The records that follow need to be output exactly as they are.

(Excerpts from an interface dataset)
·····

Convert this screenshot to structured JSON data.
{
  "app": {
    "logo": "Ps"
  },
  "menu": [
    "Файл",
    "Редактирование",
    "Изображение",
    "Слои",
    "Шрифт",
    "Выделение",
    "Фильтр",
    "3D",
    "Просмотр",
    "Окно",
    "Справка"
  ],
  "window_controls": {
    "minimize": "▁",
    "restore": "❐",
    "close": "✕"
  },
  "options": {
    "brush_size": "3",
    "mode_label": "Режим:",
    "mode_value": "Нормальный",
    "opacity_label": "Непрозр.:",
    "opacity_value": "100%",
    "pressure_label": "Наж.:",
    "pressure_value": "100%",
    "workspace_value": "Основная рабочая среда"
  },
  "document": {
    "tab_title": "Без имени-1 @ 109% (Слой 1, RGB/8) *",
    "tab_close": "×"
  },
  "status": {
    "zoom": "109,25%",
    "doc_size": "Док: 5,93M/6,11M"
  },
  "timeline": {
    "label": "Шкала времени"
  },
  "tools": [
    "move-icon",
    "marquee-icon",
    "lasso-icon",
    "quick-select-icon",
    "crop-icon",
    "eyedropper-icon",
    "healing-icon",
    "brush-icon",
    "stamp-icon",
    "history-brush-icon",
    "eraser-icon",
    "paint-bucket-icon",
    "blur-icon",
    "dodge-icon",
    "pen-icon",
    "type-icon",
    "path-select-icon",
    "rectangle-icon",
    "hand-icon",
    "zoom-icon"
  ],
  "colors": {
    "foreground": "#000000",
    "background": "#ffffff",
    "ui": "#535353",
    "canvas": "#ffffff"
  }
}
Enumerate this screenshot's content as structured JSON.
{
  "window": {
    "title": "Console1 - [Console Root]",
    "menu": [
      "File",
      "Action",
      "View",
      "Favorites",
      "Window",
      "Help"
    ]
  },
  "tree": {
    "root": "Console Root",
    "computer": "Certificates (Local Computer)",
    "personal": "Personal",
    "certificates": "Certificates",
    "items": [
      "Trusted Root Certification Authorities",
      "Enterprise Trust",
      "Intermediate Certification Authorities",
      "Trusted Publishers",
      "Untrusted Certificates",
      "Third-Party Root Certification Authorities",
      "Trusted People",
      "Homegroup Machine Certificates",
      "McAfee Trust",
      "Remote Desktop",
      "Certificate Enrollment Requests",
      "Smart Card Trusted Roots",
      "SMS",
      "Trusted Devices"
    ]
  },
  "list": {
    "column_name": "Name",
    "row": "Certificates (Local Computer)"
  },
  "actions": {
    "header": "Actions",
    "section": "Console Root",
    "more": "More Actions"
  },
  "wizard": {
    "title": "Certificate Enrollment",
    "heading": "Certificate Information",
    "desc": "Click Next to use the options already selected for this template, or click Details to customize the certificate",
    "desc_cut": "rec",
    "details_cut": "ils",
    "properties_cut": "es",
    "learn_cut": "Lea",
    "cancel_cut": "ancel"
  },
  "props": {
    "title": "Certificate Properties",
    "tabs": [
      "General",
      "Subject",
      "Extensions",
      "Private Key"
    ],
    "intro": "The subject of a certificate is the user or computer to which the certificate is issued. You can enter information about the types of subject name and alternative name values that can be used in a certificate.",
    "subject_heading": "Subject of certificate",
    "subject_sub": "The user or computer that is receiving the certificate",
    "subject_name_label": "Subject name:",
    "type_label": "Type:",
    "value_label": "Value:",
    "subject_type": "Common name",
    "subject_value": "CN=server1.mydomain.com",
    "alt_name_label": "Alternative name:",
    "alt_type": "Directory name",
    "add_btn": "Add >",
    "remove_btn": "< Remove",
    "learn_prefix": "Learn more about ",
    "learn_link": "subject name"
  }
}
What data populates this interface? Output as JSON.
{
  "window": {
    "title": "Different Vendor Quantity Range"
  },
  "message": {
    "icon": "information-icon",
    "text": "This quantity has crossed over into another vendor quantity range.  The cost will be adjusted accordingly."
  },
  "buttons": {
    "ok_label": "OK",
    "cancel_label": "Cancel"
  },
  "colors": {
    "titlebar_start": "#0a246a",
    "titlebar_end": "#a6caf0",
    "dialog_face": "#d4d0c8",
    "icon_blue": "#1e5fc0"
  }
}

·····

■ Your solution:
Convert this screenshot to structured JSON data.
{
  "app": {
    "logo": "Ps"
  },
  "menu": [
    "Файл",
    "Редактирование",
    "Изображение",
    "Слои",
    "Шрифт",
    "Выделение",
    "Фильтр",
    "3D",
    "Просмотр",
    "Окно",
    "Справка"
  ],
  "window_controls": {
    "minimize": "▁",
    "restore": "❐",
    "close": "✕"
  },
  "options": {
    "brush_size": "3",
    "mode_label": "Режим:",
    "mode_value": "Нормальный",
    "opacity_label": "Непрозр.:",
    "opacity_value": "100%",
    "pressure_label": "Наж.:",
    "pressure_value": "100%",
    "workspace_value": "Основная рабочая среда"
  },
  "document": {
    "tab_title": "Без имени-1 @ 109% (Слой 1, RGB/8) *",
    "tab_close": "×"
  },
  "status": {
    "zoom": "109,25%",
    "doc_size": "Док: 5,93M/6,11M"
  },
  "timeline": {
    "label": "Шкала времени"
  },
  "tools": [
    "move-icon",
    "marquee-icon",
    "lasso-icon",
    "quick-select-icon",
    "crop-icon",
    "eyedropper-icon",
    "healing-icon",
    "brush-icon",
    "stamp-icon",
    "history-brush-icon",
    "eraser-icon",
    "paint-bucket-icon",
    "blur-icon",
    "dodge-icon",
    "pen-icon",
    "type-icon",
    "path-select-icon",
    "rectangle-icon",
    "hand-icon",
    "zoom-icon"
  ],
  "colors": {
    "foreground": "#000000",
    "background": "#ffffff",
    "ui": "#535353",
    "canvas": "#ffffff"
  }
}
Enumerate this screenshot's content as structured JSON.
{
  "window": {
    "title": "Console1 - [Console Root]",
    "menu": [
      "File",
      "Action",
      "View",
      "Favorites",
      "Window",
      "Help"
    ]
  },
  "tree": {
    "root": "Console Root",
    "computer": "Certificates (Local Computer)",
    "personal": "Personal",
    "certificates": "Certificates",
    "items": [
      "Trusted Root Certification Authorities",
      "Enterprise Trust",
      "Intermediate Certification Authorities",
      "Trusted Publishers",
      "Untrusted Certificates",
      "Third-Party Root Certification Authorities",
      "Trusted People",
      "Homegroup Machine Certificates",
      "McAfee Trust",
      "Remote Desktop",
      "Certificate Enrollment Requests",
      "Smart Card Trusted Roots",
      "SMS",
      "Trusted Devices"
    ]
  },
  "list": {
    "column_name": "Name",
    "row": "Certificates (Local Computer)"
  },
  "actions": {
    "header": "Actions",
    "section": "Console Root",
    "more": "More Actions"
  },
  "wizard": {
    "title": "Certificate Enrollment",
    "heading": "Certificate Information",
    "desc": "Click Next to use the options already selected for this template, or click Details to customize the certificate",
    "desc_cut": "rec",
    "details_cut": "ils",
    "properties_cut": "es",
    "learn_cut": "Lea",
    "cancel_cut": "ancel"
  },
  "props": {
    "title": "Certificate Properties",
    "tabs": [
      "General",
      "Subject",
      "Extensions",
      "Private Key"
    ],
    "intro": "The subject of a certificate is the user or computer to which the certificate is issued. You can enter information about the types of subject name and alternative name values that can be used in a certificate.",
    "subject_heading": "Subject of certificate",
    "subject_sub": "The user or computer that is receiving the certificate",
    "subject_name_label": "Subject name:",
    "type_label": "Type:",
    "value_label": "Value:",
    "subject_type": "Common name",
    "subject_value": "CN=server1.mydomain.com",
    "alt_name_label": "Alternative name:",
    "alt_type": "Directory name",
    "add_btn": "Add >",
    "remove_btn": "< Remove",
    "learn_prefix": "Learn more about ",
    "learn_link": "subject name"
  }
}
What data populates this interface? Output as JSON.
{
  "window": {
    "title": "Different Vendor Quantity Range"
  },
  "message": {
    "icon": "information-icon",
    "text": "This quantity has crossed over into another vendor quantity range.  The cost will be adjusted accordingly."
  },
  "buttons": {
    "ok_label": "OK",
    "cancel_label": "Cancel"
  },
  "colors": {
    "titlebar_start": "#0a246a",
    "titlebar_end": "#a6caf0",
    "dialog_face": "#d4d0c8",
    "icon_blue": "#1e5fc0"
  }
}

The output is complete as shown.